:: RECORDS

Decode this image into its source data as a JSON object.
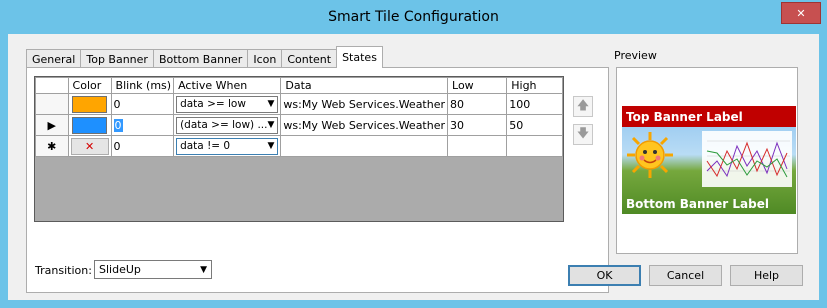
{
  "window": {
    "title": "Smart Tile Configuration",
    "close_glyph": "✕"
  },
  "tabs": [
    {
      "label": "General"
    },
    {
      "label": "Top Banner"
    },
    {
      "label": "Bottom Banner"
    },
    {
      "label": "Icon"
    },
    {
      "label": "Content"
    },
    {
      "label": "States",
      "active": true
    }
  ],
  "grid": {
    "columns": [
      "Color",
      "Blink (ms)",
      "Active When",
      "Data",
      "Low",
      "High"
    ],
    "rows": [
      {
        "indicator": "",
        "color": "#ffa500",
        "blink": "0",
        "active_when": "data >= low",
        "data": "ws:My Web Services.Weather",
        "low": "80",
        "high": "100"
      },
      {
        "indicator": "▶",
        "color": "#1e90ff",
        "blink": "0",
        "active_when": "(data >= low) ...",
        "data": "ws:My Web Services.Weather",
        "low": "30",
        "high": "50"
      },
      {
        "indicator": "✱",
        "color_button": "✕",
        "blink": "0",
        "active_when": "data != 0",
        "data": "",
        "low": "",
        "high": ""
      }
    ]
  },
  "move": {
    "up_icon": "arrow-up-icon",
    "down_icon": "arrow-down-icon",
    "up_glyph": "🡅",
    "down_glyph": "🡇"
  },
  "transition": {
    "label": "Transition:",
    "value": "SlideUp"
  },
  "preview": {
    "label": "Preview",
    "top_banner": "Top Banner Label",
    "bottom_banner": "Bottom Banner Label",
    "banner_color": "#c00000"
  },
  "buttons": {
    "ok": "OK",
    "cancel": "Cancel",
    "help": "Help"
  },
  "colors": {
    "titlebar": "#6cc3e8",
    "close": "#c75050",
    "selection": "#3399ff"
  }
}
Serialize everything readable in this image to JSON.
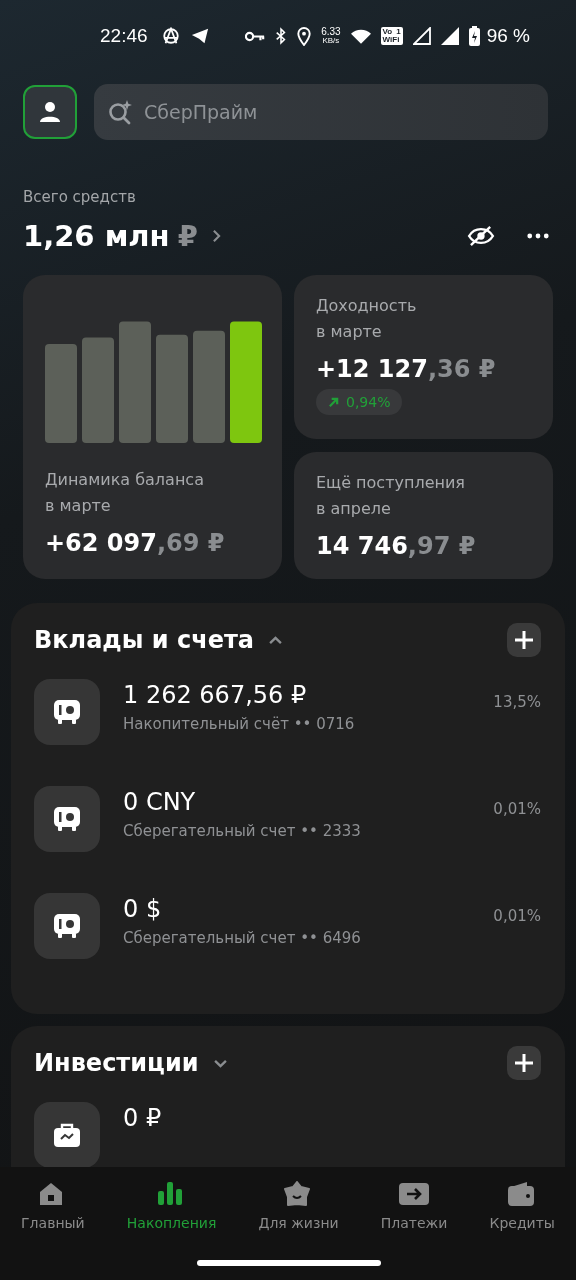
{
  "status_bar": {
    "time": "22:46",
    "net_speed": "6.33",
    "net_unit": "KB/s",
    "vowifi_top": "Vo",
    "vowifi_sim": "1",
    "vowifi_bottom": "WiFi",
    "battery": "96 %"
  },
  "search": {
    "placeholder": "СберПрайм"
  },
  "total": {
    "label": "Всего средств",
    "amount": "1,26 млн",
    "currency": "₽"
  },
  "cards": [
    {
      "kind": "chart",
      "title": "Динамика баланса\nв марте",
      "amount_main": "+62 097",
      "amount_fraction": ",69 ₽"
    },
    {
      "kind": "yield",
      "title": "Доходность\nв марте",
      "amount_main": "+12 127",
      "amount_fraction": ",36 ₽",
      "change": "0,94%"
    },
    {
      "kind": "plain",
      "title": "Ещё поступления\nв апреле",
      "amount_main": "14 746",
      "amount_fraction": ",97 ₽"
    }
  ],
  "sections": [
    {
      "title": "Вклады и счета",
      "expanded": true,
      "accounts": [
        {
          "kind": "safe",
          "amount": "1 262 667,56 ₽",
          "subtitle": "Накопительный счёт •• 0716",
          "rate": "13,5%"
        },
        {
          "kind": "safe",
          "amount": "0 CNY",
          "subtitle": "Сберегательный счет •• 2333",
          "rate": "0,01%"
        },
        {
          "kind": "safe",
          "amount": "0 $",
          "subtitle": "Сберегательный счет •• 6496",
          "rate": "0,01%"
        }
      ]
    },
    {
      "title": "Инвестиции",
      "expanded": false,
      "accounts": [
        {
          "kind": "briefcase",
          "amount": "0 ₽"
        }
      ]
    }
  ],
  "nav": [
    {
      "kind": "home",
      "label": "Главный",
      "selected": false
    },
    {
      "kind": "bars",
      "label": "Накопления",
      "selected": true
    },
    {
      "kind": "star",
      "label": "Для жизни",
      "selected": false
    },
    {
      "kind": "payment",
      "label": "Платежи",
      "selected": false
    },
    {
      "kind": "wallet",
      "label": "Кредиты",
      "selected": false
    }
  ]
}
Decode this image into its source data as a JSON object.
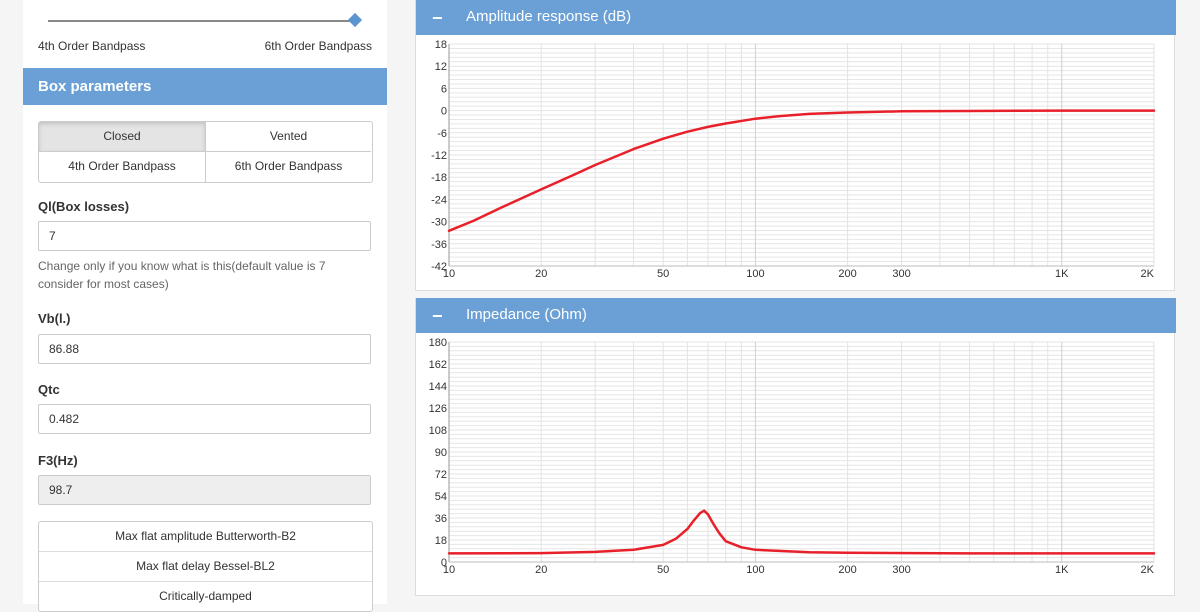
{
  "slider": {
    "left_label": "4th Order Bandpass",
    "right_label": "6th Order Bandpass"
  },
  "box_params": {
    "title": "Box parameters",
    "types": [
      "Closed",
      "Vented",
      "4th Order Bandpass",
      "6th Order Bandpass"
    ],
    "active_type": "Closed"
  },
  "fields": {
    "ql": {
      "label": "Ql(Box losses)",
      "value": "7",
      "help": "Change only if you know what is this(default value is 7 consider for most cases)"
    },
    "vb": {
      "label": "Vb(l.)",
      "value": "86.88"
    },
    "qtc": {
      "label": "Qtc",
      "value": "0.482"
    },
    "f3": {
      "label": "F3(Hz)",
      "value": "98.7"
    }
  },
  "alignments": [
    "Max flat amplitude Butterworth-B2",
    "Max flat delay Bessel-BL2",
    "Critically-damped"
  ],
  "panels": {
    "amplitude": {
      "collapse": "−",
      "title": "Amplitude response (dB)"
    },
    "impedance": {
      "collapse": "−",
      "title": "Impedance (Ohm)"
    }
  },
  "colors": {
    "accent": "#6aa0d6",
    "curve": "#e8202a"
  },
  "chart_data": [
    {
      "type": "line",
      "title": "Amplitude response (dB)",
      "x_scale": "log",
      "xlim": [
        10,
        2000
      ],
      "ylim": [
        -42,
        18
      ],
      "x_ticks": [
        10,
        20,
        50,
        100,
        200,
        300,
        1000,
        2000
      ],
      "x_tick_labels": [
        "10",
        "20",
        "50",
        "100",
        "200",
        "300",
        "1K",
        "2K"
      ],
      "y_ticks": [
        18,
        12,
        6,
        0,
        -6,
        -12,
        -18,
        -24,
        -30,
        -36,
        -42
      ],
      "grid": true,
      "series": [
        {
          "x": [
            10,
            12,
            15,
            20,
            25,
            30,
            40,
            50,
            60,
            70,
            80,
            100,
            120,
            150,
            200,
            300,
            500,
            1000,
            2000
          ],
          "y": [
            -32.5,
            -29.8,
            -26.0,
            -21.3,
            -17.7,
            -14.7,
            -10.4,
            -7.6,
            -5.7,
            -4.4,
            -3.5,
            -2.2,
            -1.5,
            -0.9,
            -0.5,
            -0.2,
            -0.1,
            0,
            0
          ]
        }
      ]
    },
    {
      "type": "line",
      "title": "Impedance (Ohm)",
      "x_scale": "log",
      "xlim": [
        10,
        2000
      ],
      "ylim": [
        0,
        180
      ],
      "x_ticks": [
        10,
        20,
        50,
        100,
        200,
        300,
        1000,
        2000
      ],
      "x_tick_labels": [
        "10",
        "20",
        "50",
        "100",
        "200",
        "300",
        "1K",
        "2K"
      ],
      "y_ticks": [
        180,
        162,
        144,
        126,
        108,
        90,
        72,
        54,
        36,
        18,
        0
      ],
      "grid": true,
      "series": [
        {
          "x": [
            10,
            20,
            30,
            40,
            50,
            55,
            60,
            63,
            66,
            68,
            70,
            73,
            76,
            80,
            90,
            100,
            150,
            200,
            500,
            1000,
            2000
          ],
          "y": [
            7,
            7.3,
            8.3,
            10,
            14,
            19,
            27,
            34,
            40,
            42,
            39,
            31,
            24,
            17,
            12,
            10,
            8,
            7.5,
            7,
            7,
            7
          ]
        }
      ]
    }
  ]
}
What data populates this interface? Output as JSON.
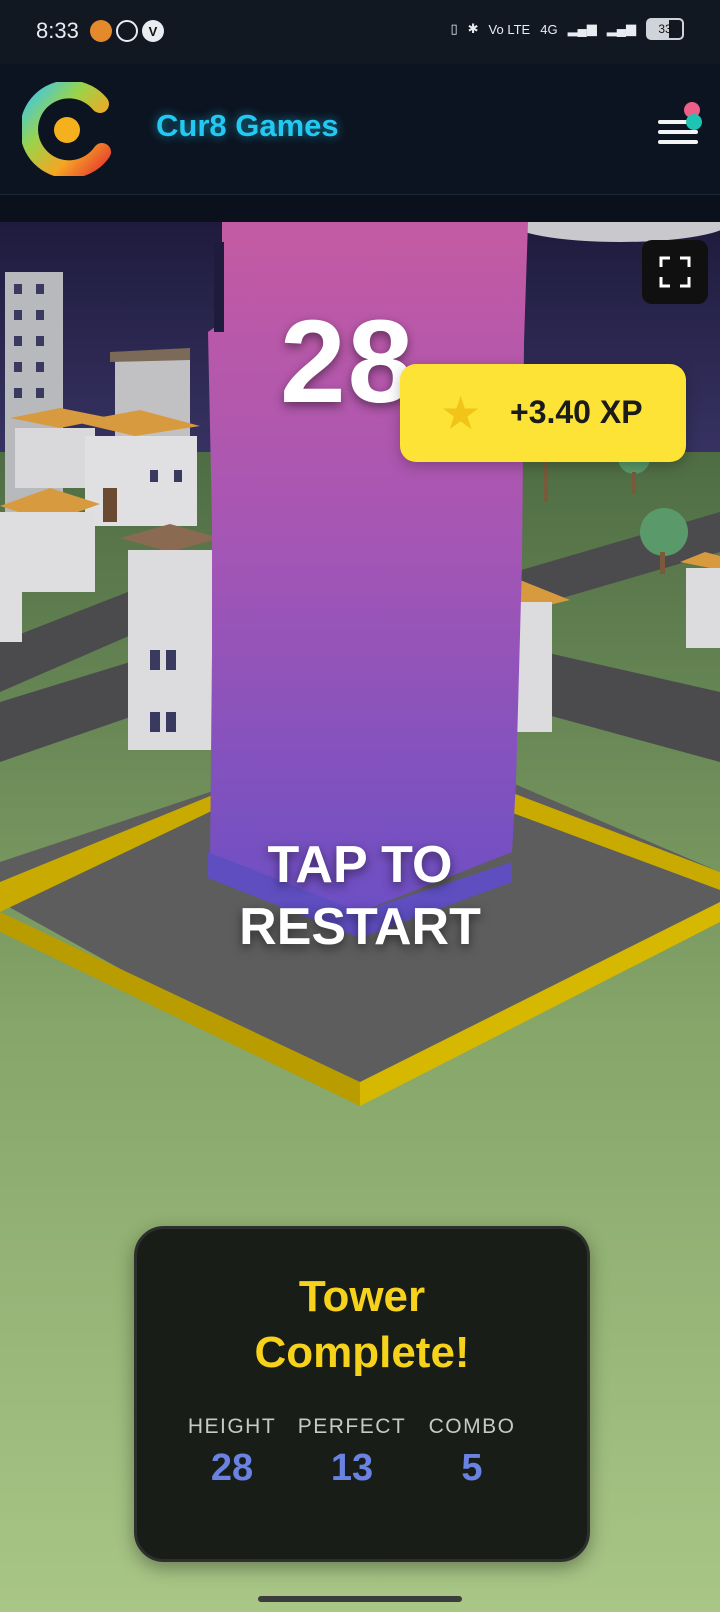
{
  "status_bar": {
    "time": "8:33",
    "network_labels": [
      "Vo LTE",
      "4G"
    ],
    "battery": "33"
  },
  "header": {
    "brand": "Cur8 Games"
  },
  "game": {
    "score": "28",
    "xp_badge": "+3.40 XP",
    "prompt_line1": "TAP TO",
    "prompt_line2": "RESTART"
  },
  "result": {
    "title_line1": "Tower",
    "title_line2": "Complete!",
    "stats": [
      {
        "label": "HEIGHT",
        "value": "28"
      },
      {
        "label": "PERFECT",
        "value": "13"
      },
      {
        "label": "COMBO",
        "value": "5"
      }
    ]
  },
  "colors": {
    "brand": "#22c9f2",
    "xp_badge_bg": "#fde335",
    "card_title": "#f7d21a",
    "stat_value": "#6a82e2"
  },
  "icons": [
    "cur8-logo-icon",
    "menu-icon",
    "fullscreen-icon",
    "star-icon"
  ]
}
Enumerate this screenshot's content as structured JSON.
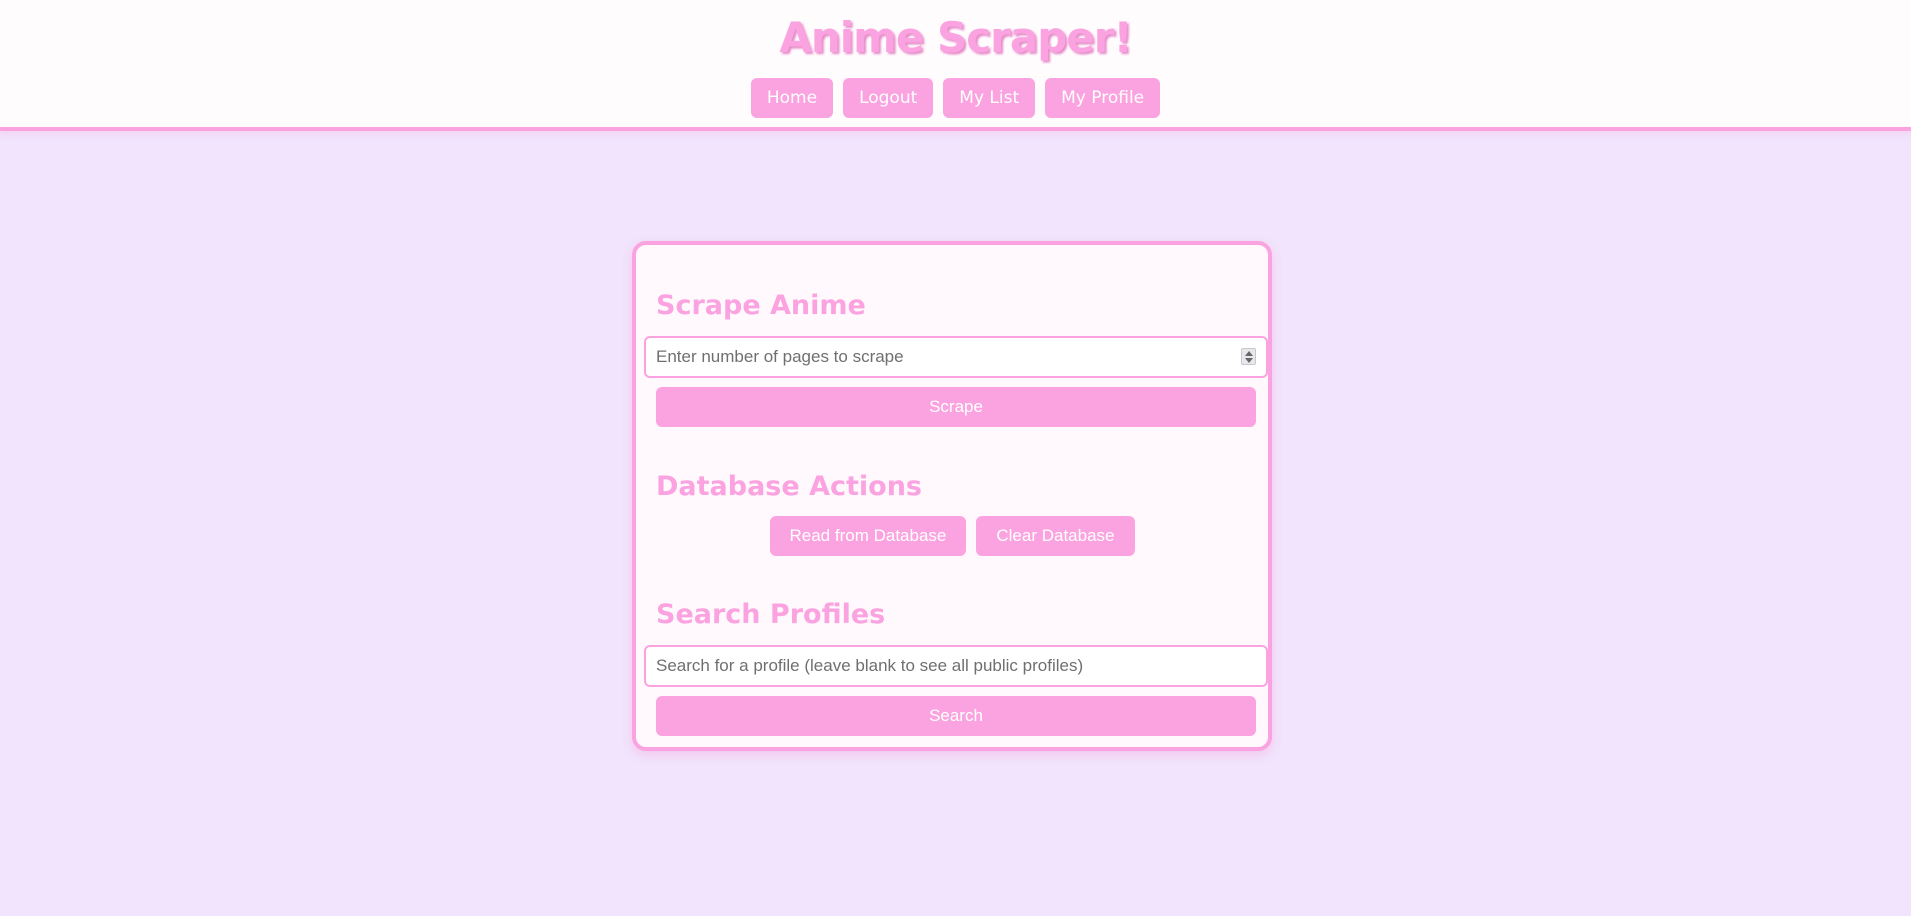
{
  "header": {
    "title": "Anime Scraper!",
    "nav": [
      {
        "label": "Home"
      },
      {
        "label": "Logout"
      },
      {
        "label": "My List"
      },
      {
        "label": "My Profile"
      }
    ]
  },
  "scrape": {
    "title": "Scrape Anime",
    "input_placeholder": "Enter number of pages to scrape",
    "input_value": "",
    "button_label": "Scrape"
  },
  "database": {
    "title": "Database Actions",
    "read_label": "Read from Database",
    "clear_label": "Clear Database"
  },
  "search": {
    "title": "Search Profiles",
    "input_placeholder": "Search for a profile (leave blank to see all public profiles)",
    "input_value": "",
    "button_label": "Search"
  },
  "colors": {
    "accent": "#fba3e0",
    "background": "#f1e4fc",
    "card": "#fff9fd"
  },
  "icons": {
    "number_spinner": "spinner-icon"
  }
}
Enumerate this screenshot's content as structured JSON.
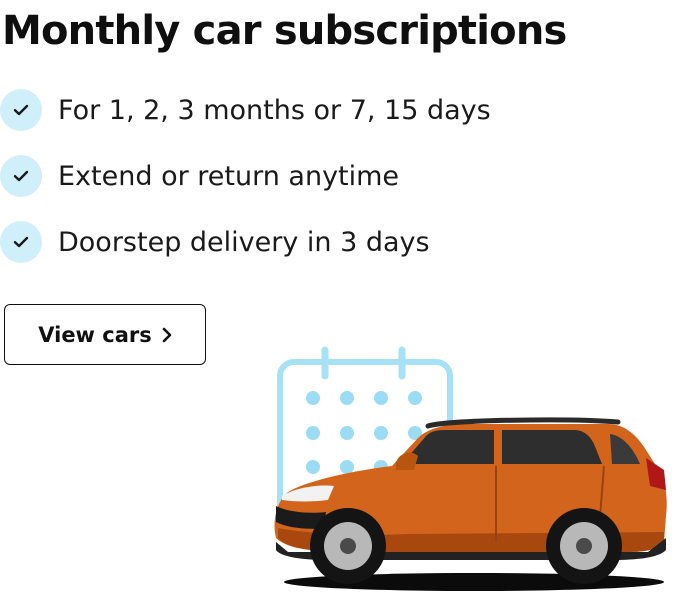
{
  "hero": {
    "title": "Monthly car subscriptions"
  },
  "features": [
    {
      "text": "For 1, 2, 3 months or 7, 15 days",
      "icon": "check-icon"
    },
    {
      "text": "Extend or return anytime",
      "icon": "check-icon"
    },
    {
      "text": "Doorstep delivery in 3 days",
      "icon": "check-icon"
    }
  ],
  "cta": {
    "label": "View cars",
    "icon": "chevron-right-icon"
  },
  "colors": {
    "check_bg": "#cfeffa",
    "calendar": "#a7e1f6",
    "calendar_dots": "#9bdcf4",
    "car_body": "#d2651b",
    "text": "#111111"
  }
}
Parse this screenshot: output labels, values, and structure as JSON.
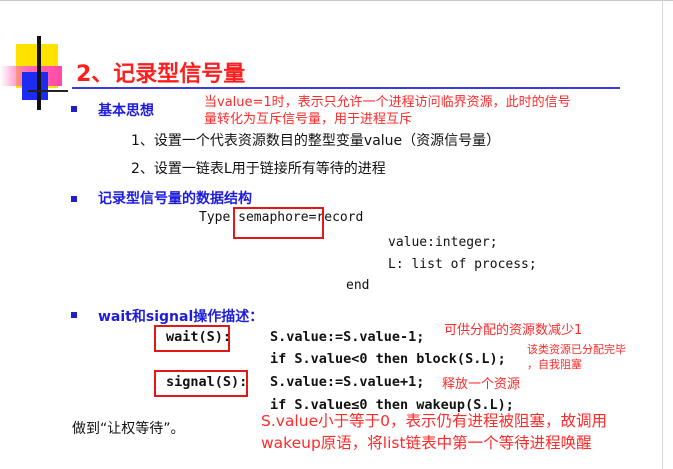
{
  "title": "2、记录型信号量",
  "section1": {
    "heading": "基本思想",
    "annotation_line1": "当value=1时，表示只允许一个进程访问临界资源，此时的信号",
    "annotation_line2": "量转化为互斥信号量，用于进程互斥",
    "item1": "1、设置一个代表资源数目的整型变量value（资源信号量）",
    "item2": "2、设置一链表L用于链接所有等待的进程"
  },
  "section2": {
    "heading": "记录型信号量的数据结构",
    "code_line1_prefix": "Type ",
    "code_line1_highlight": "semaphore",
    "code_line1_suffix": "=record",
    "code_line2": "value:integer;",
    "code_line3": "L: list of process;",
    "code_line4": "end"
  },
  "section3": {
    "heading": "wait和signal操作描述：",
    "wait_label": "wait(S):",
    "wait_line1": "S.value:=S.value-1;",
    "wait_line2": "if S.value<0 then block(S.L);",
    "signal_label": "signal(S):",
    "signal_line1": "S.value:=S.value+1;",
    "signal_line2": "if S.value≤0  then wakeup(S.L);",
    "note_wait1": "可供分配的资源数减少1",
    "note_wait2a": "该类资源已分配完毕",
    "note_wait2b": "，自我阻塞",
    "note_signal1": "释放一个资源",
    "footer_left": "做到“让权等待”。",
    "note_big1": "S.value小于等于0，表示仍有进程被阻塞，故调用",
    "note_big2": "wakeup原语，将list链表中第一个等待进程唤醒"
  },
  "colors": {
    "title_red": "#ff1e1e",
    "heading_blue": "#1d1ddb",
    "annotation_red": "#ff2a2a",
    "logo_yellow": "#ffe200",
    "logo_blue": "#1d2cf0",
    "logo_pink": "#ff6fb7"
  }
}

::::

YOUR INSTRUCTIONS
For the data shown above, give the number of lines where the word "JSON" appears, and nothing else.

RESPONSE
7